> What needs to be done:
If an entry below contains an image, drop the image and retype the rest exactly.
── The data
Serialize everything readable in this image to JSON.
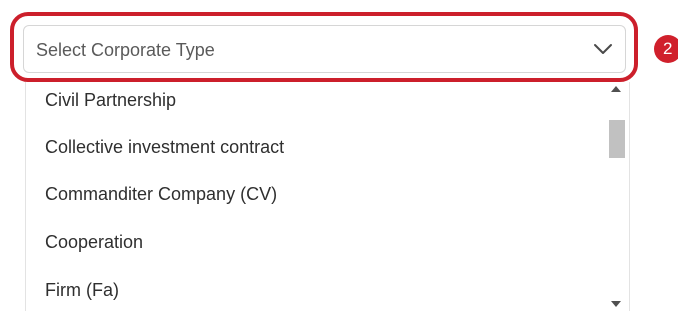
{
  "select": {
    "placeholder": "Select Corporate Type",
    "chevron_icon": "chevron-down-icon"
  },
  "annotation": {
    "step_number": "2",
    "highlight_color": "#cc1f2b"
  },
  "dropdown": {
    "options": [
      "Civil Partnership",
      "Collective investment contract",
      "Commanditer Company (CV)",
      "Cooperation",
      "Firm (Fa)"
    ]
  },
  "scrollbar": {
    "up_icon": "triangle-up-icon",
    "down_icon": "triangle-down-icon"
  }
}
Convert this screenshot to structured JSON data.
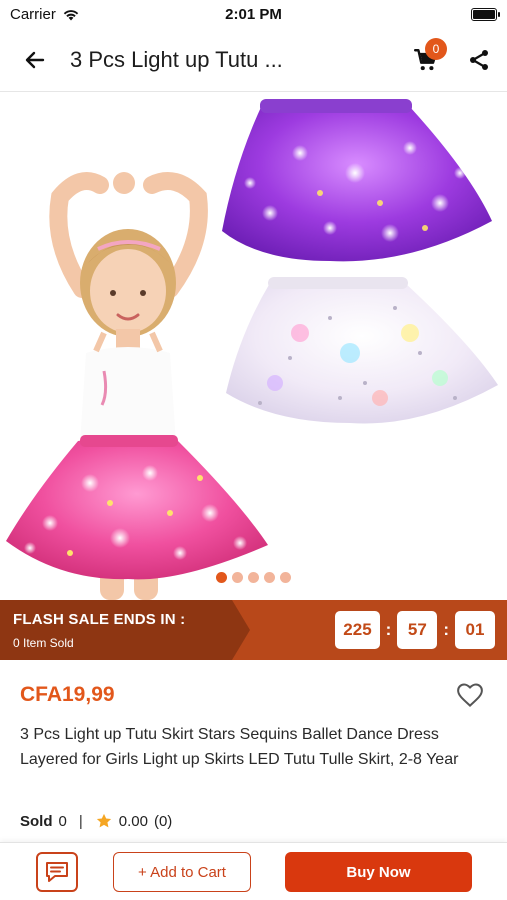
{
  "status_bar": {
    "carrier": "Carrier",
    "time": "2:01 PM"
  },
  "header": {
    "title": "3 Pcs Light up Tutu ...",
    "cart_count": "0",
    "icons": [
      "back-arrow-icon",
      "cart-icon",
      "share-icon"
    ]
  },
  "gallery": {
    "image_count": 5,
    "active_index": 0
  },
  "flash_sale": {
    "title": "FLASH SALE ENDS IN :",
    "sold_text": "0 Item Sold",
    "timer": [
      "225",
      "57",
      "01"
    ]
  },
  "product": {
    "price": "CFA19,99",
    "description": "3 Pcs Light up Tutu Skirt Stars Sequins Ballet Dance Dress Layered for Girls Light up Skirts LED Tutu Tulle Skirt, 2-8 Year",
    "sold_label": "Sold",
    "sold_count": "0",
    "rating": "0.00",
    "review_count": "(0)"
  },
  "actions": {
    "add_to_cart": "+ Add to Cart",
    "buy_now": "Buy Now"
  },
  "colors": {
    "accent": "#e2571b",
    "flash_dark": "#8e3612",
    "flash_bar": "#b8481a",
    "buy_button": "#d9380e",
    "star": "#f5a623"
  }
}
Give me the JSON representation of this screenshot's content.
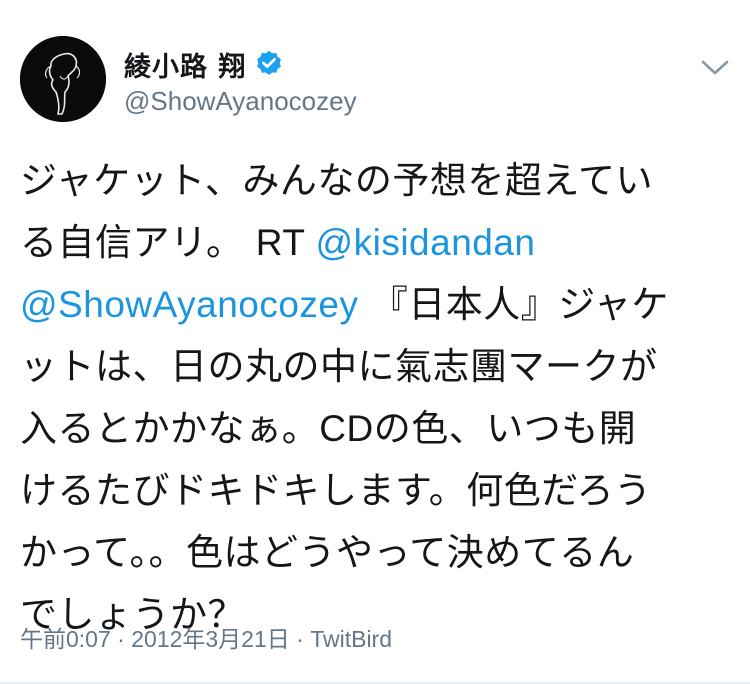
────
> Solved exercise:
Serialize everything readable in this image to JSON.
{
  "select": {
    "placeholder": "Select Corporate Type",
    "chevron_icon": "chevron-down-icon"
  },
  "annotation": {
    "step_number": "2",
    "highlight_color": "#cc1f2b"
  },
  "dropdown": {
    "options": [
      "Civil Partnership",
      "Collective investment contract",
      "Commanditer Company (CV)",
      "Cooperation",
      "Firm (Fa)"
    ]
  },
  "scrollbar": {
    "up_icon": "triangle-up-icon",
    "down_icon": "triangle-down-icon"
  }
}
Convert this screenshot to structured JSON data.
{
  "status_bar": {
    "carrier": "Carrier",
    "time": "2:01 PM"
  },
  "header": {
    "title": "3 Pcs Light up Tutu ...",
    "cart_count": "0",
    "icons": [
      "back-arrow-icon",
      "cart-icon",
      "share-icon"
    ]
  },
  "gallery": {
    "image_count": 5,
    "active_index": 0
  },
  "flash_sale": {
    "title": "FLASH SALE ENDS IN :",
    "sold_text": "0 Item Sold",
    "timer": [
      "225",
      "57",
      "01"
    ]
  },
  "product": {
    "price": "CFA19,99",
    "description": "3 Pcs Light up Tutu Skirt Stars Sequins Ballet Dance Dress Layered for Girls Light up Skirts LED Tutu Tulle Skirt, 2-8 Year",
    "sold_label": "Sold",
    "sold_count": "0",
    "rating": "0.00",
    "review_count": "(0)"
  },
  "actions": {
    "add_to_cart": "+ Add to Cart",
    "buy_now": "Buy Now"
  },
  "colors": {
    "accent": "#e2571b",
    "flash_dark": "#8e3612",
    "flash_bar": "#b8481a",
    "buy_button": "#d9380e",
    "star": "#f5a623"
  }
}
Give me the JSON representation of this screenshot's content.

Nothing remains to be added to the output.